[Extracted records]
# # # # #
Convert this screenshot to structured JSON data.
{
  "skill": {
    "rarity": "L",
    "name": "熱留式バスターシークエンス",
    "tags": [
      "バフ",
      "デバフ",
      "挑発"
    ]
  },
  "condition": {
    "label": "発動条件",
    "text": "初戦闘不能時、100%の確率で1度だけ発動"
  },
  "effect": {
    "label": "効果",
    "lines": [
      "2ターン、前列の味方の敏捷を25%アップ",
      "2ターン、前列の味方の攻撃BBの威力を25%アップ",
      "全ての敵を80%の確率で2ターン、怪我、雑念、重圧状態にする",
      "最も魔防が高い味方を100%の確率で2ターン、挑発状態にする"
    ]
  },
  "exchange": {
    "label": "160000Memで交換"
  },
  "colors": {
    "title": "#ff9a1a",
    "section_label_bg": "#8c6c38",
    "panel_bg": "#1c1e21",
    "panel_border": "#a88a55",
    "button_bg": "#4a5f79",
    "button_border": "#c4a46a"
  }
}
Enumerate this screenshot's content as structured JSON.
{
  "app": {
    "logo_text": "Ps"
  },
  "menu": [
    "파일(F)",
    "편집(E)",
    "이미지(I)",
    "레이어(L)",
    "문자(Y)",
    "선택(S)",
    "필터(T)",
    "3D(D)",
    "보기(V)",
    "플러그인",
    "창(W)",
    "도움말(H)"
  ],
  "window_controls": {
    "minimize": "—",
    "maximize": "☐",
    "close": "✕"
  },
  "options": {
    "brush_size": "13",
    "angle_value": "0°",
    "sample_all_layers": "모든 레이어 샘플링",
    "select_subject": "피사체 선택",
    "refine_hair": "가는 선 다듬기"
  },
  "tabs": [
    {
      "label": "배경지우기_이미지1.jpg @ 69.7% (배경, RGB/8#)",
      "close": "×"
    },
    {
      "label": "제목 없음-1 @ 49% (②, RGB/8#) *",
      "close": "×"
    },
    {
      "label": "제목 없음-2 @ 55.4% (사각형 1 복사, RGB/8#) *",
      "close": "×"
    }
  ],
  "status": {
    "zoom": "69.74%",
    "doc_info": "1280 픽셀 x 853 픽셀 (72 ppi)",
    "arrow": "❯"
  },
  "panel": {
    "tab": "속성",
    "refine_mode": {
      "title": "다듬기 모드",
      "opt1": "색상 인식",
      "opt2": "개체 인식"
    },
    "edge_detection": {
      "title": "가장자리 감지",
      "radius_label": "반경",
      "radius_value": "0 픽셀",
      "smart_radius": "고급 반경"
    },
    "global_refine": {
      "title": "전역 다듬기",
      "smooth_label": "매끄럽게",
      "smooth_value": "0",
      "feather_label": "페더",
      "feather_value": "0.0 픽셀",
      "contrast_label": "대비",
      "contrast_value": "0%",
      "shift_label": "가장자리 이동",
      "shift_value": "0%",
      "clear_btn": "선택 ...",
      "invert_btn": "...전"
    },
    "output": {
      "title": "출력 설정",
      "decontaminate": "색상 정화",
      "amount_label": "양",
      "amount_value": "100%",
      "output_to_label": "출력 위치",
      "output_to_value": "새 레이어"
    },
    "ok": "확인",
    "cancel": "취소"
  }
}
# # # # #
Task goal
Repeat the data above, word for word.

Exercise result
Convert this screenshot to structured JSON data.
{
  "skill": {
    "rarity": "L",
    "name": "熱留式バスターシークエンス",
    "tags": [
      "バフ",
      "デバフ",
      "挑発"
    ]
  },
  "condition": {
    "label": "発動条件",
    "text": "初戦闘不能時、100%の確率で1度だけ発動"
  },
  "effect": {
    "label": "効果",
    "lines": [
      "2ターン、前列の味方の敏捷を25%アップ",
      "2ターン、前列の味方の攻撃BBの威力を25%アップ",
      "全ての敵を80%の確率で2ターン、怪我、雑念、重圧状態にする",
      "最も魔防が高い味方を100%の確率で2ターン、挑発状態にする"
    ]
  },
  "exchange": {
    "label": "160000Memで交換"
  },
  "colors": {
    "title": "#ff9a1a",
    "section_label_bg": "#8c6c38",
    "panel_bg": "#1c1e21",
    "panel_border": "#a88a55",
    "button_bg": "#4a5f79",
    "button_border": "#c4a46a"
  }
}
Enumerate this screenshot's content as structured JSON.
{
  "app": {
    "logo_text": "Ps"
  },
  "menu": [
    "파일(F)",
    "편집(E)",
    "이미지(I)",
    "레이어(L)",
    "문자(Y)",
    "선택(S)",
    "필터(T)",
    "3D(D)",
    "보기(V)",
    "플러그인",
    "창(W)",
    "도움말(H)"
  ],
  "window_controls": {
    "minimize": "—",
    "maximize": "☐",
    "close": "✕"
  },
  "options": {
    "brush_size": "13",
    "angle_value": "0°",
    "sample_all_layers": "모든 레이어 샘플링",
    "select_subject": "피사체 선택",
    "refine_hair": "가는 선 다듬기"
  },
  "tabs": [
    {
      "label": "배경지우기_이미지1.jpg @ 69.7% (배경, RGB/8#)",
      "close": "×"
    },
    {
      "label": "제목 없음-1 @ 49% (②, RGB/8#) *",
      "close": "×"
    },
    {
      "label": "제목 없음-2 @ 55.4% (사각형 1 복사, RGB/8#) *",
      "close": "×"
    }
  ],
  "status": {
    "zoom": "69.74%",
    "doc_info": "1280 픽셀 x 853 픽셀 (72 ppi)",
    "arrow": "❯"
  },
  "panel": {
    "tab": "속성",
    "refine_mode": {
      "title": "다듬기 모드",
      "opt1": "색상 인식",
      "opt2": "개체 인식"
    },
    "edge_detection": {
      "title": "가장자리 감지",
      "radius_label": "반경",
      "radius_value": "0 픽셀",
      "smart_radius": "고급 반경"
    },
    "global_refine": {
      "title": "전역 다듬기",
      "smooth_label": "매끄럽게",
      "smooth_value": "0",
      "feather_label": "페더",
      "feather_value": "0.0 픽셀",
      "contrast_label": "대비",
      "contrast_value": "0%",
      "shift_label": "가장자리 이동",
      "shift_value": "0%",
      "clear_btn": "선택 ...",
      "invert_btn": "...전"
    },
    "output": {
      "title": "출력 설정",
      "decontaminate": "색상 정화",
      "amount_label": "양",
      "amount_value": "100%",
      "output_to_label": "출력 위치",
      "output_to_value": "새 레이어"
    },
    "ok": "확인",
    "cancel": "취소"
  }
}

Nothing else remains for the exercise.